High & Low Uric Acid Symptoms: How to Stay in a Safe Range
High and low uric acid levels both have risks. Learn what to look for and how uric acid may affect your body.
Uric acid is produced when the body breaks down purines — natural substances found in every cell and in most foods. It’s mainly flushed out through the kidneys, but uric acid is much more than a waste product. It is a double-edged sword, increasing the risk of some health problems and helping prevent others.
High and Low Uric Acid: Risks and Benefits
Uric acid is usually considered high when it’s over 7 milligrams per deciliter (mg/dL) for men (and those who were male at birth) and over 6 mg/dL for women (and those who were female at birth). Low uric acid is defined as less than 2 mg/dL.
You’ve probably heard about high uric acid, or hyperuricemia, because it’s the biggest risk factor for gout — a particularly painful form of arthritis. It’s important to note that the vast majority of people with hyperuricemia never develop gout.
High uric acid is also linked to uric acid kidney stones and chronic kidney disease. In some studies, it’s associated with high blood pressure and heart failure as well as metabolic syndrome — a group of symptoms that increase your chances of diabetes, stroke and heart disease.
Low uric acid, or hypouricemia, gets less attention because it affects far fewer people — only about 0.5% of the population. Yet it’s associated with serious neurologic disorders, including Alzheimer’s disease, Parkinson’s disease and amyotrophic lateral sclerosis (ALS), reduced kidney function and a painful nerve condition called trigeminal neuralgia. Higher uric acid is known to help protect against these disorders. Low uric acid is also associated with kidney damage after vigorous exercise (called exercise-induced kidney injury) and uric acid kidney stones.
Most mammals have an enzyme that breaks down uric acid so it can be easily flushed out of the system. Only humans and certain apes lack this enzyme, making low — and especially high — uric acid more likely.
Higher-than-normal uric acid can result from:
- Not excreting enough uric acid from the body, sometimes from dehydration but more often kidney disease.
- Drinking alcohol, which increases the risk of gout and gout flares.
- Eating a high-purine diet that includes a lot of red meat, shellfish, sweets, sugary sodas and high-fructose corn syrup. (Fructose from fruit can also contribute to high uric acid.)
- Certain medications, including some used for arthritis, such as cyclosporine (Neoral) and tacrolimus (Prograf).
- Rare inherited disorders that decrease uric acid production.
- Fanconi syndrome, which causes the filtering tubes in your kidneys to excrete too much uric acid and other substances.
- Anti-gout drugs such as allopurinol (Zyloprim).
- A family history of hypouricemia.
High and low uric acid in themselves don’t cause symptoms.
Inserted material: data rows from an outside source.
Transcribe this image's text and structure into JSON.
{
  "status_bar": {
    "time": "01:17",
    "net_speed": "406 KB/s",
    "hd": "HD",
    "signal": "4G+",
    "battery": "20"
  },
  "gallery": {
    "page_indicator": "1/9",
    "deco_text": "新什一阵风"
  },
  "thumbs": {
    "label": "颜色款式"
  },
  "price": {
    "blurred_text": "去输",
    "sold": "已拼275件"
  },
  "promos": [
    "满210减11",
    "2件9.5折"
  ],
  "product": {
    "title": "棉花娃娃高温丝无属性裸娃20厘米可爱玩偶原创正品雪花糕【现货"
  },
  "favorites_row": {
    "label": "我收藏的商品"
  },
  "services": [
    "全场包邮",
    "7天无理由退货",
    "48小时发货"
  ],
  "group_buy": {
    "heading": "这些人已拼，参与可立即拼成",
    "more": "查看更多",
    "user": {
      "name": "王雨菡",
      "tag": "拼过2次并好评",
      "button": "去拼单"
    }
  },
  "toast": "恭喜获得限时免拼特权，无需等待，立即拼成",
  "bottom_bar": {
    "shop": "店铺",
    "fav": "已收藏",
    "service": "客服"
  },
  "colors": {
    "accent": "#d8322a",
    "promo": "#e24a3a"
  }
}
They’re often discovered when you have a blood test for something else or you have symptoms that suggest them. For example, inflammation and intense pain at the base of your big toe are often signs of gout. Uric acid kidney stones, common in both high and low uric acid, can cause severe pain in your side and low back. And Fanconi syndrome, one cause of low uric acid, can lead to muscle weakness, fatigue and peeing more than normal.
Safe Uric Acid Levels
If you’re taking anti-gout drugs — usually because you have several gout flares a year, joint damage or skin nodules called tophi — your doctor may try to keep your uric acid level below 6 mg/dL. For people with long-standing or aggressive disease, the target may be even lower. If you have high uric acid but no symptoms, treatment isn’t needed, though your doctor may want to keep an eye on it. Low uric acid that doesn’t cause symptoms usually isn’t a concern, either. But because low levels are associated with neurological problems, you may want to add more purine-rich foods to your diet, with a focus on healthier options like fish, fruit and full-fat dairy.
Known to increase uric acid, many of these foods also cause inflammation, affect your heart health and may set the stage for diabetes.
- Red meat, especially organ meats like liver and kidney
- Alcohol, especially beer
- Sugary drinks, candy and desserts
- Saturated fats in red meat, butter, cream, ice cream and coconut oil
- Sweetened or unsweetened fruit juice, except cherry juice
- Some types of seafood, such as shellfish, anchovies and tuna, used to be off-limits for people with gout. Now the health benefits of moderate amounts of fish are thought to outweigh potential harm.